His content moved away from the emphasis of learning about the molecular side of genetics which Dr. Millar and Dr. Lear taught you and more towards a focus on how genetics can be used and manipulated in the industry to achieve a variety of aims. Personally, I found his content confusing and difficult to understand despite going over his notes and lecture recordings several times, and was only able to achieve a better understanding through peer-collaboration so working with your fellow classmates is highly recommended here should you find yourself stuck. The positive side, in my opinion, is that he had written notes attached to each slide telling you which parts he wanted you to learn, and further expanded on the context of diagrams in the slides as well.


Genetic Basis and Evolution of Quantitative traits; genome imprinting

Like Dr. Lear, 2014 was the first year that Dr. Anna Santure taught this final block of lectures for BIOSCI 202. Fear not, however, - she is an extremely friendly, approachable and passionate lecturer and like all the other lecturers in this course has extremely well-detailed lecture slides and she will often post additional slides with her answers to student questions she received via email so do check frequently on CECIL for those.  Her content (9 lectures + tutorial) covered the following:

  • Genomics and bioinformatics

  • Genetic structure of populations

  • Quantitative genetics - heritability and association mapping

  • The molecular archive

  • Molecular systematics of gene trees through time and gene trees and species trees

  • Evolution of traits

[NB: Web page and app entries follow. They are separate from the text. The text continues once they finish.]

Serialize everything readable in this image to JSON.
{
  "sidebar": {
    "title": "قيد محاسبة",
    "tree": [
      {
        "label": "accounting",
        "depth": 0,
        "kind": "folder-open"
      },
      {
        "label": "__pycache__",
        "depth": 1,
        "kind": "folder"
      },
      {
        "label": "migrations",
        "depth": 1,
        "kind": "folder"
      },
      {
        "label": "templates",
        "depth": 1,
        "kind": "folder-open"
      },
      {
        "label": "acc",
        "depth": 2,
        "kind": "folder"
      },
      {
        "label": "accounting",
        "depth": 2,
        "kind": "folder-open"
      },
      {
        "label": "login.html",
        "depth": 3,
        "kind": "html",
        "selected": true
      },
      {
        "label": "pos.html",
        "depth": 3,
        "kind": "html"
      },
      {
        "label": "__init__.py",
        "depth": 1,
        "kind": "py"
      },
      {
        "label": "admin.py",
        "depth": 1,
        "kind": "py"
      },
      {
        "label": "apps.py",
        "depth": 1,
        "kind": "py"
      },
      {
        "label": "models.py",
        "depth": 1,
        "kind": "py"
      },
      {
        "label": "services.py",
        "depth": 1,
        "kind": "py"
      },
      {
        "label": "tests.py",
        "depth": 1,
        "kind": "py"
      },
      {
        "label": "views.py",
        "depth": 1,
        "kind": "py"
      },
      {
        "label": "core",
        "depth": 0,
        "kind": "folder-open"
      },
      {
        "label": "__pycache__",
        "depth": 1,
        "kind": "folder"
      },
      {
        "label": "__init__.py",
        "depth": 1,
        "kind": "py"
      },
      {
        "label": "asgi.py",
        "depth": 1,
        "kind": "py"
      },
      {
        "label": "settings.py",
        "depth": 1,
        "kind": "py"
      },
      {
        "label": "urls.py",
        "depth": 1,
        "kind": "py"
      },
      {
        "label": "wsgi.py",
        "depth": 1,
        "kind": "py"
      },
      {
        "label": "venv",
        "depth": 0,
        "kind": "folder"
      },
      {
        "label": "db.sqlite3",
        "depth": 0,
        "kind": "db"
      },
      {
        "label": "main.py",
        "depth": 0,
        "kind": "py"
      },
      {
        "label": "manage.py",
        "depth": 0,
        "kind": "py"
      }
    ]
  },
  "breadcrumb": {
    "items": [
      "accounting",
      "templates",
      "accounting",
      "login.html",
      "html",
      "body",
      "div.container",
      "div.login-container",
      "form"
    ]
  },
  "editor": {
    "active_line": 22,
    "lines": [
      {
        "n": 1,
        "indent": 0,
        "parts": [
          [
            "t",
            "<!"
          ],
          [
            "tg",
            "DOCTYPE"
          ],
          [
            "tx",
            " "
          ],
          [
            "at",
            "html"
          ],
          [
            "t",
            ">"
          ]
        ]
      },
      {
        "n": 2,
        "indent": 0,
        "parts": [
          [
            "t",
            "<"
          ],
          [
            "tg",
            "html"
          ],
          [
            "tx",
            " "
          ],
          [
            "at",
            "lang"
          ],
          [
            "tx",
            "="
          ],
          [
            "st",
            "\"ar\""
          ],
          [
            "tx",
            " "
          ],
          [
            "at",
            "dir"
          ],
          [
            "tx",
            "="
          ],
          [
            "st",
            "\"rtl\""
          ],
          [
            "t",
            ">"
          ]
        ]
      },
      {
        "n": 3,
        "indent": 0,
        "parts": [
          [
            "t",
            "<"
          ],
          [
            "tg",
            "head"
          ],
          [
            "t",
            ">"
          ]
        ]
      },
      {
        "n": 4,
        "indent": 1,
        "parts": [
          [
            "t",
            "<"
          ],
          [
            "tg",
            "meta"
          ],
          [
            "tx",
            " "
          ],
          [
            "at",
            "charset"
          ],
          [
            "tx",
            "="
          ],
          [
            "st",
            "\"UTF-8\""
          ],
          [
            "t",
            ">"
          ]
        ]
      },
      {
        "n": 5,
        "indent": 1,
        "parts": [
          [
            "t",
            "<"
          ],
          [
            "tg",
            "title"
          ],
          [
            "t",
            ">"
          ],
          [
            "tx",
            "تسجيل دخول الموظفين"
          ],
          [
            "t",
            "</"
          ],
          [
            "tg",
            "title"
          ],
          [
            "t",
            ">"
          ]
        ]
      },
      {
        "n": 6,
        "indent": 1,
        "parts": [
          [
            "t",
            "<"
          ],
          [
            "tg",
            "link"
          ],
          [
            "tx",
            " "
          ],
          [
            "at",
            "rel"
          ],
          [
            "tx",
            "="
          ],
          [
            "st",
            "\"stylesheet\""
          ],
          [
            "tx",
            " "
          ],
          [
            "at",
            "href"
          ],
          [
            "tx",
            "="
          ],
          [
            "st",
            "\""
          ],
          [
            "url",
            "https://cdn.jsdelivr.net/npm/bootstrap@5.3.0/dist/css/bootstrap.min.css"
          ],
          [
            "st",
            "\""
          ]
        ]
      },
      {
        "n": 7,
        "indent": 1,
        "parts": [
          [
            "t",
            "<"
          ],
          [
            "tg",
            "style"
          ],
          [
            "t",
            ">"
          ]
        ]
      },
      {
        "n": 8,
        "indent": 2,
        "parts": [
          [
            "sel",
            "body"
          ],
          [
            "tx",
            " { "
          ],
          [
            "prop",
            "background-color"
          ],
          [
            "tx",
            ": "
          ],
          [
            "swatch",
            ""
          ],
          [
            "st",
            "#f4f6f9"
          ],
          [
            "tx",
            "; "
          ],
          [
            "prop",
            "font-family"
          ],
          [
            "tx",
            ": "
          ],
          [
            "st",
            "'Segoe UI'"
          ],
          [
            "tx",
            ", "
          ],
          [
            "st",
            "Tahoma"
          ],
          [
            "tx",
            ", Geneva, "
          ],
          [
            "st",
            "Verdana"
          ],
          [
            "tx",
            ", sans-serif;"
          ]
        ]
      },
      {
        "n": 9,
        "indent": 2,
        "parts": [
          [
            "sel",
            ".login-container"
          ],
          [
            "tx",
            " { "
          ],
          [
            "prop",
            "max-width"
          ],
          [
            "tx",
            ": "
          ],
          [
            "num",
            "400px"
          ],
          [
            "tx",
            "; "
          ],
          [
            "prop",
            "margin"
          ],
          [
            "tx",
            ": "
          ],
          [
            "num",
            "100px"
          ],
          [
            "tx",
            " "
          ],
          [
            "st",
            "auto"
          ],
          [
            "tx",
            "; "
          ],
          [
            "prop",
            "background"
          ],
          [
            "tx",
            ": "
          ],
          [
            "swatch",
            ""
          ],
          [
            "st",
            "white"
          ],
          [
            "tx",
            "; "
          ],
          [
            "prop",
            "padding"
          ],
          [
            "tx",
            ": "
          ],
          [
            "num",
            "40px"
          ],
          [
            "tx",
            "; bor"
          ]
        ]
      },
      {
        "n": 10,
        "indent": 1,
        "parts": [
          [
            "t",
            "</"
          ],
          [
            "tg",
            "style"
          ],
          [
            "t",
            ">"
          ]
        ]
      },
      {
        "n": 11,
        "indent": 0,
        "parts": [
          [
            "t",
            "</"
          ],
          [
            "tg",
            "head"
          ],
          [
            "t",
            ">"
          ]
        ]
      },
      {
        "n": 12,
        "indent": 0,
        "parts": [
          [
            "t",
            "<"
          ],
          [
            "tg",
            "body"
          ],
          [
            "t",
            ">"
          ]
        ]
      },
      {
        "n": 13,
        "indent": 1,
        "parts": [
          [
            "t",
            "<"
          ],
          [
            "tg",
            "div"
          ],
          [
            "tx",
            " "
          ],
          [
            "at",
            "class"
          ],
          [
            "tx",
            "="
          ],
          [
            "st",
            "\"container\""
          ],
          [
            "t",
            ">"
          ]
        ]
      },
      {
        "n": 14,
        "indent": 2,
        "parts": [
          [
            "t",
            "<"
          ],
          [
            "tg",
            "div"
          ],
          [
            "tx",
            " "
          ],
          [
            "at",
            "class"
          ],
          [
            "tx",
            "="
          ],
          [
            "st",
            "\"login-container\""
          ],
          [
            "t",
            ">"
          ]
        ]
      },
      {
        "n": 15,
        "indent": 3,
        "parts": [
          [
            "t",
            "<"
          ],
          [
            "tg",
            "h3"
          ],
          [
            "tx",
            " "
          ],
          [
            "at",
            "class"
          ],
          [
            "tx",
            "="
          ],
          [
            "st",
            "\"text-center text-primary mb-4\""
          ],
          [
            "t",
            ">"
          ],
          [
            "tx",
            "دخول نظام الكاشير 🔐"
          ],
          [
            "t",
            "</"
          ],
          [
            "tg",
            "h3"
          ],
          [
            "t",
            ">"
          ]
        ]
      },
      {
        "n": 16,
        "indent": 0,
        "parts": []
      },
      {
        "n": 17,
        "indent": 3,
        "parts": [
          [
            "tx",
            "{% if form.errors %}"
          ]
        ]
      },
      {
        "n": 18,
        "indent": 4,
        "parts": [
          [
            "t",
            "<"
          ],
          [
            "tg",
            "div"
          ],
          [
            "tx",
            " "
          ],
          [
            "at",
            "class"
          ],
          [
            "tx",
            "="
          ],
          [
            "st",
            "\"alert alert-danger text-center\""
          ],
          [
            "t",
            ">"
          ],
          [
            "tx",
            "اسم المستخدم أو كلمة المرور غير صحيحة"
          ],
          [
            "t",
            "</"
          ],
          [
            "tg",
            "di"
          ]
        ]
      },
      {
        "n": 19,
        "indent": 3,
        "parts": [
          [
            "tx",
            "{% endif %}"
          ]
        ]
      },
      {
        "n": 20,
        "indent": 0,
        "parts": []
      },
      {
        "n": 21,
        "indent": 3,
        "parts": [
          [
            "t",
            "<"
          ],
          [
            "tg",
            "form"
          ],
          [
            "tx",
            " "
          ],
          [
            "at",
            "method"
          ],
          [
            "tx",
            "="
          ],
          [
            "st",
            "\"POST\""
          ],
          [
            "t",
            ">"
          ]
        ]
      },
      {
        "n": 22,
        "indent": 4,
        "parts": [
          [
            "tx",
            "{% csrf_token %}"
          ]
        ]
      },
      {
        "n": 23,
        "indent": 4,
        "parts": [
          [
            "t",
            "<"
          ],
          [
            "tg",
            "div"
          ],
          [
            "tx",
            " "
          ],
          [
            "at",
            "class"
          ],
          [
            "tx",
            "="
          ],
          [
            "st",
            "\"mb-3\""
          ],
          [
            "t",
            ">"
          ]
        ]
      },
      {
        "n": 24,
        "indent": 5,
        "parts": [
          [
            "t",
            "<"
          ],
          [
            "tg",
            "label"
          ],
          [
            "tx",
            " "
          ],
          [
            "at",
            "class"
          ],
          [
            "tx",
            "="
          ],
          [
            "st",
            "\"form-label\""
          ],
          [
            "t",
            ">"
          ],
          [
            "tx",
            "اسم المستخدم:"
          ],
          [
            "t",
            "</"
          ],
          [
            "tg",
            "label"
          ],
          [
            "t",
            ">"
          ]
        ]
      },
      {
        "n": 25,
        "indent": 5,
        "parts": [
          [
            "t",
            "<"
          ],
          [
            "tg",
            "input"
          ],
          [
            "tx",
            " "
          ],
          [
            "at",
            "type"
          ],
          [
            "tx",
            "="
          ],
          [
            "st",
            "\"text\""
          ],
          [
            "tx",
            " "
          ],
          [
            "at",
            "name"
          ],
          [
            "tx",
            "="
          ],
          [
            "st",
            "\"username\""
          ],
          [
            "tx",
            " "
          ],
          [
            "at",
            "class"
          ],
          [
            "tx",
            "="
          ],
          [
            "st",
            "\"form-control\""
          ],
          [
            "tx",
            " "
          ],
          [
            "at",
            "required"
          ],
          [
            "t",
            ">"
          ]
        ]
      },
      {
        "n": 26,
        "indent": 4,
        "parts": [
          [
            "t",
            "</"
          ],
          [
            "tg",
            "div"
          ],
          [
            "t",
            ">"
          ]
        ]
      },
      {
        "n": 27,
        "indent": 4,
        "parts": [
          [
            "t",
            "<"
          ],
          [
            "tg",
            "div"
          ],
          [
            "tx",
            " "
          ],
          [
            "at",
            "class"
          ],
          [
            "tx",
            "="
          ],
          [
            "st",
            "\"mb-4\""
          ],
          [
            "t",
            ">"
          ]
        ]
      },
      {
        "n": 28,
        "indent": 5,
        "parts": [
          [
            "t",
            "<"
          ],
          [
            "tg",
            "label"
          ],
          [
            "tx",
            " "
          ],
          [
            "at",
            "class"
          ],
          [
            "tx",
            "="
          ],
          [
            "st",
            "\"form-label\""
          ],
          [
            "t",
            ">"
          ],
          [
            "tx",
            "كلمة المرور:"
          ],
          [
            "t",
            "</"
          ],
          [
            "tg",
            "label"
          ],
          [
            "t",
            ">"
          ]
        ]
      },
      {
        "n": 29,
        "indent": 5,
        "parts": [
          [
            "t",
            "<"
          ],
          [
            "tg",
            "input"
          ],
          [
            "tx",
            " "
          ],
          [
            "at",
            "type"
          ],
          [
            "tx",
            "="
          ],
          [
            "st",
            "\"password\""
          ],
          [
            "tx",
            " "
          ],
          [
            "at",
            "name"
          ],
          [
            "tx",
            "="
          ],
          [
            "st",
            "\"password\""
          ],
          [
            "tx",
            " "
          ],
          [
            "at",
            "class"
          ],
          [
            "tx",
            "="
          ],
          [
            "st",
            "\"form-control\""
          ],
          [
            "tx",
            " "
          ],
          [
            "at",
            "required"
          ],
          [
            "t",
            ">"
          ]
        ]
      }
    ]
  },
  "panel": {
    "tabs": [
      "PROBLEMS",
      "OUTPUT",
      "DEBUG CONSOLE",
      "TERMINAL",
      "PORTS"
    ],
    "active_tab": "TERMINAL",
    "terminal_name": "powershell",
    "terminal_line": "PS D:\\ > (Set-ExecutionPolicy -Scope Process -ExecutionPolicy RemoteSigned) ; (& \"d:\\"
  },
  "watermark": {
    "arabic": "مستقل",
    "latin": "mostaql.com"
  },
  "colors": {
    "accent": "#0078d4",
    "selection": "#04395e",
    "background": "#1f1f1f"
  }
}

As you can probably tell, Dr. Santure's focus is more on the genetics of populations and evolution. I found her section to be conceptually easier than Professor Gardner's, although again it is easy to fool yourself into believing you understand a particular concept so please practice questions thoroughly to cement your knowledge. Her emailed answer replies to student questions are also extremely detailed and thorough so don't be afraid to get in touch should you encounter difficulty in your content. Calculations are also required for her questions but they will be nothing more than high school arithmetic. It would be a good idea to bring your calculator along to her lectures so you can follow along as she explains the steps during lectures, and also keep in mind you will need to know the formulae for the calculations in the exam.